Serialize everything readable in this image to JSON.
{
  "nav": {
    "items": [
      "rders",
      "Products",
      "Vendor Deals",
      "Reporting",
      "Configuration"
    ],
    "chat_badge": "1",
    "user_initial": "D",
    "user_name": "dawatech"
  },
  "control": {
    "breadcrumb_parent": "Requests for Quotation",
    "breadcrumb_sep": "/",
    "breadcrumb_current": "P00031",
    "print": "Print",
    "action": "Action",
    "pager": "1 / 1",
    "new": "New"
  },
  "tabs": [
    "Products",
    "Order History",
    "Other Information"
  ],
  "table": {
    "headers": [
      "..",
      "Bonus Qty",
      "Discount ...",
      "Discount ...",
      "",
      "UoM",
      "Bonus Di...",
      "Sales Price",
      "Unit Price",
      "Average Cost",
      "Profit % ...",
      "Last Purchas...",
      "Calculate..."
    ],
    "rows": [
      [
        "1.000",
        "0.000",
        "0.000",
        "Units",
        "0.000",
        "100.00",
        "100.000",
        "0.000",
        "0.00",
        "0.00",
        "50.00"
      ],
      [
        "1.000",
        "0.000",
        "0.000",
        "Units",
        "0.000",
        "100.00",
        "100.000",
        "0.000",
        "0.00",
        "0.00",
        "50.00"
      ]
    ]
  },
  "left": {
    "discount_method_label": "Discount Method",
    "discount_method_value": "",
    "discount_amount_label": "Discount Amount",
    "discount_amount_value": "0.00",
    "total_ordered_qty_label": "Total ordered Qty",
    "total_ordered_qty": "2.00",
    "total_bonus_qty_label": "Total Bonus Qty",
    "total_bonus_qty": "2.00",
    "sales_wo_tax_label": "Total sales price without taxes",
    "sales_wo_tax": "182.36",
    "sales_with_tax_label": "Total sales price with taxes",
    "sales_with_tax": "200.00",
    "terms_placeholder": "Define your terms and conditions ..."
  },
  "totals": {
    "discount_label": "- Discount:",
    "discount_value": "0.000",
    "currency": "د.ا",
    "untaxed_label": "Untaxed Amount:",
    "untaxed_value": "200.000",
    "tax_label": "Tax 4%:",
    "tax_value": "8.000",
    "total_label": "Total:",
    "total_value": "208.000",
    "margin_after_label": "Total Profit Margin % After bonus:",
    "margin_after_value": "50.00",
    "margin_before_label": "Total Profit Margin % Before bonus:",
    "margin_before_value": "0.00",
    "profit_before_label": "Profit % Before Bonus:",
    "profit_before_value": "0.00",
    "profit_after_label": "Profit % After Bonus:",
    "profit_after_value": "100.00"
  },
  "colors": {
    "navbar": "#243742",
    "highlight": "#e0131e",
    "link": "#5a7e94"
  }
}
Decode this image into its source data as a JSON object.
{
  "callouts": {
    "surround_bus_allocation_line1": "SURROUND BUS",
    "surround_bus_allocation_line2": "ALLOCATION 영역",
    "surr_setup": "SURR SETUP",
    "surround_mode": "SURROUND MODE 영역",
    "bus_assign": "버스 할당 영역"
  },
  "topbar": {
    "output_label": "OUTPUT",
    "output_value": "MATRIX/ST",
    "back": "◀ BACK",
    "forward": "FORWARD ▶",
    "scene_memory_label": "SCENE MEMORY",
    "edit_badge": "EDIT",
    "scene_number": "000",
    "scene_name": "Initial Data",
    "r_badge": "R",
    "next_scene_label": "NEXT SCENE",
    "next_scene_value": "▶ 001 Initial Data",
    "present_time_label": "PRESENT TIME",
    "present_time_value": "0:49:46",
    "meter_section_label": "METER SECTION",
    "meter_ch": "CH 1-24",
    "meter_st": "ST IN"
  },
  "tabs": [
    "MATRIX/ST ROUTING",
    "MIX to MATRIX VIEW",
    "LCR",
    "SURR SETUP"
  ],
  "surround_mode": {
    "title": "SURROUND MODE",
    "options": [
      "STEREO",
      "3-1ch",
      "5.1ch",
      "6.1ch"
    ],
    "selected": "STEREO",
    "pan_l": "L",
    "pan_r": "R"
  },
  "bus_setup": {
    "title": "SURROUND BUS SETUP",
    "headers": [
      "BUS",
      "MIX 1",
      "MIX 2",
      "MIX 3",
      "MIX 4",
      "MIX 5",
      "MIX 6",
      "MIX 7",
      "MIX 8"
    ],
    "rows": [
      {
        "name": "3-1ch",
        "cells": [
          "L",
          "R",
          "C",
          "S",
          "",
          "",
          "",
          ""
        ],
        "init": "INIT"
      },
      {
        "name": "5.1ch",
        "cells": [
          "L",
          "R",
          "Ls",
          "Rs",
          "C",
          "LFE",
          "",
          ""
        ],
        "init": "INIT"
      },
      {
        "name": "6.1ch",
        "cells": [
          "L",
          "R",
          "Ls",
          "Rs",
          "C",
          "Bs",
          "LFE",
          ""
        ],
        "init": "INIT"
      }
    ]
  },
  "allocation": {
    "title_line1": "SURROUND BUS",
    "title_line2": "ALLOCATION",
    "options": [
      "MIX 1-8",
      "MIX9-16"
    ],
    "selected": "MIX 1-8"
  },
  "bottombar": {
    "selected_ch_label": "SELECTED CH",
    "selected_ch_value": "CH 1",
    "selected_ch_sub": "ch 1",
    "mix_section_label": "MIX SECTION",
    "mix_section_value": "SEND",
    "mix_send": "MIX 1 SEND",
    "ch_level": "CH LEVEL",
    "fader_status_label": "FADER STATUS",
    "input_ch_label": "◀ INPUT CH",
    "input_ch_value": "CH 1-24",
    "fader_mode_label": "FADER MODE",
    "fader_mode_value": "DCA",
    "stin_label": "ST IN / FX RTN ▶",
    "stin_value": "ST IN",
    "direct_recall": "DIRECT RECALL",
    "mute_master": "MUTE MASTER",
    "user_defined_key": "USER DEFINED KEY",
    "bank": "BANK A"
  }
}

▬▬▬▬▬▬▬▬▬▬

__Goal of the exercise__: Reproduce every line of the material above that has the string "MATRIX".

__Result for this task__:
    "output_value": "MATRIX/ST",
    "MATRIX/ST ROUTING",
    "MIX to MATRIX VIEW",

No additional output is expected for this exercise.